In order to totally strip nightshades from my diet, I want to figure out any places they might be 'hidden'. Mostly sticking to whole foods, this should not be too big of a problem, but I know there is usually paprika in mustard, so that is a kind of 'hidden' nightshade. (I've read dijon does not have paprika? I'm planning to look into it...) Any other 'hidden' nightshades you all have found? Obviously most spice blends are out (paprika, peppers, etc). Along with anything that has the ingredient "spices". Any other commonly-used-by-primals food items that someone going nightshade free ought to be wary of? TIA!!
Here are a few resources I have found, and I'd love to add more to this list!!
whfoods: What are nightshades and in which foods are they found? http://www.whfoods.com/genpage.php?tname=george&dbid=62
Nightshade free recipes: (not all primal, but some are a helpful starting place!)Foods considered to be nightshades
Nightshade vegetables and fruit
The most famous food members of the nightshade family include potatoes (Solanum tuberosum), tomatoes (Lycopersicon esculentum), many species of sweet and hot peppers (all species of Capsicum, including Capsicum annum), and eggplant (Solanum melongena). Less well know, but equally genuine nightshade foods include ground cherries (all species of Physalis), tomatillos (Physallis ixocapra), garden huckleberry (Solanum melanocerasum), tamarillos (Cyphomandra betacea), pepinos (Solanum muricatum), and naranjillas (Solanum quitoense). Pimentos (also called pimientos) belong to the nightshade family, and usually come from the pepper plant Capsicum annum. Pimento cheese and pimento-stuffed olives are therefore examples of foods that should be classified as containing nightshade components. Although the sweet potato, whose scientific name is Ipomoea batatas, belongs to the same plant order as the nightshades (Polemoniales), it does not belong to the Solanaceae family found in this order, but to a different plant family called Convolvulaceae.
The seasoning paprika is also derived from Capsicum annum, the common red pepper, and the seasoning cayenne comes from another nightshade, Capsicum frutenscens. Tabasco sauce, which contains large amounts of Capsicum annum, should also be considered as a nightshade food. It may be helpful to note here that black pepper, which belongs to the Piperaceae family, is not a member of the nightshade foods.
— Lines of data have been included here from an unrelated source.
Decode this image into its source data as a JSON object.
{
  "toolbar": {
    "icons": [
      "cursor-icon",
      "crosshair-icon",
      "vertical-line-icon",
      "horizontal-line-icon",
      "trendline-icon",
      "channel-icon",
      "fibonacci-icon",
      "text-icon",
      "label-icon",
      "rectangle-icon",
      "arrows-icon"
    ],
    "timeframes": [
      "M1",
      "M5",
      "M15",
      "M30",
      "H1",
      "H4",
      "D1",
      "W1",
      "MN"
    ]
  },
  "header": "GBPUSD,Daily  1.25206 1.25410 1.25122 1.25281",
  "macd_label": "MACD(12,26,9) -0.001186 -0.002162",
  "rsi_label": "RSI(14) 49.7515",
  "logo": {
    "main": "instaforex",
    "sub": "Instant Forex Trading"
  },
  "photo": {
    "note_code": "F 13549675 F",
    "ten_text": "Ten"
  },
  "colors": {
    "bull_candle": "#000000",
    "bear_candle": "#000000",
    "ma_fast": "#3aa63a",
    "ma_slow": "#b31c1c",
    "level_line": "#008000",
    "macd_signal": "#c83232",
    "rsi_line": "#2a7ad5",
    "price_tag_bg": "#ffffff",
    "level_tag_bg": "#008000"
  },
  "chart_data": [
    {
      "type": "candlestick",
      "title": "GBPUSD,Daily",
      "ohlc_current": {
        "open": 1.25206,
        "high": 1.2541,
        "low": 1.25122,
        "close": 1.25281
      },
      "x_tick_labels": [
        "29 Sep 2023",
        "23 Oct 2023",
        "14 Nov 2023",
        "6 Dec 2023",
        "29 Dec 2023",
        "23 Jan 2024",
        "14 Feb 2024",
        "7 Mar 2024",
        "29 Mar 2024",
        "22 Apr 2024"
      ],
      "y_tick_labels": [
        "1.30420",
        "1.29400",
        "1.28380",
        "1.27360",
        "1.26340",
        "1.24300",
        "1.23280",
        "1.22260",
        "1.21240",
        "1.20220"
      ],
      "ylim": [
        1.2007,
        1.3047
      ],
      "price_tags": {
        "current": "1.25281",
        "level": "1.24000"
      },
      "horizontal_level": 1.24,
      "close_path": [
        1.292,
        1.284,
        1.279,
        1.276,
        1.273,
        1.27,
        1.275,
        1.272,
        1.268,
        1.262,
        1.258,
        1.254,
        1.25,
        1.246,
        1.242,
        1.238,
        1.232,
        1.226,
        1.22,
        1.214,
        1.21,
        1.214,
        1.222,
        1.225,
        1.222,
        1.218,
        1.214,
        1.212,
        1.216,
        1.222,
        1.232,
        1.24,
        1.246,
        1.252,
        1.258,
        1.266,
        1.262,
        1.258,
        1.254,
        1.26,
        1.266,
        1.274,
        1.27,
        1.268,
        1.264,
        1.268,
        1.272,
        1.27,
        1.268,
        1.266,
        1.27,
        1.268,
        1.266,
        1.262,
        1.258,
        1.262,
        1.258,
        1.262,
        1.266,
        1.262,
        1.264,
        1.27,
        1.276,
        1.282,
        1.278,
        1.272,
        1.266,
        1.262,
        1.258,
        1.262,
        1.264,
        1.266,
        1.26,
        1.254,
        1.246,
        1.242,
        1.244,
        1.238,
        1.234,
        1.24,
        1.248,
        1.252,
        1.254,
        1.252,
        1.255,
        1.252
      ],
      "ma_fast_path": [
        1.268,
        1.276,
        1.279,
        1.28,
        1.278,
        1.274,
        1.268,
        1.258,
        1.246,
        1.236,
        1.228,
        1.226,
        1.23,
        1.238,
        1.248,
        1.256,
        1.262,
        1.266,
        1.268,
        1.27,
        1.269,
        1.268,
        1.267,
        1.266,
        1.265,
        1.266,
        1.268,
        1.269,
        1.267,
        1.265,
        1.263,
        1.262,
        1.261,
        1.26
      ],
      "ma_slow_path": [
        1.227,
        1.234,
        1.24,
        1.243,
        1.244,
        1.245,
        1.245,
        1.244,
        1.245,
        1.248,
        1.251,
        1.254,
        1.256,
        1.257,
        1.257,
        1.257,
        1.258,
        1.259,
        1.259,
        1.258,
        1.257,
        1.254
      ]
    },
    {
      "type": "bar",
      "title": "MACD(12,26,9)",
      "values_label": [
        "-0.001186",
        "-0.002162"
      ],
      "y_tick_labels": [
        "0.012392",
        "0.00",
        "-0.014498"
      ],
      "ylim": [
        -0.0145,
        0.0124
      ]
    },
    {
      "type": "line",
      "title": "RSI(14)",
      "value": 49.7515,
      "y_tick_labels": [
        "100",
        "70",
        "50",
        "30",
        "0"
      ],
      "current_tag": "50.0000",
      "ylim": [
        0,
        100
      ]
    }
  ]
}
http://www.gloriagilbere.com/Recipes.htm (She also has a pretty helpful book that I own w/ recipes. I've not tried them out yet though.)
Looking forward to learning more about all this here!!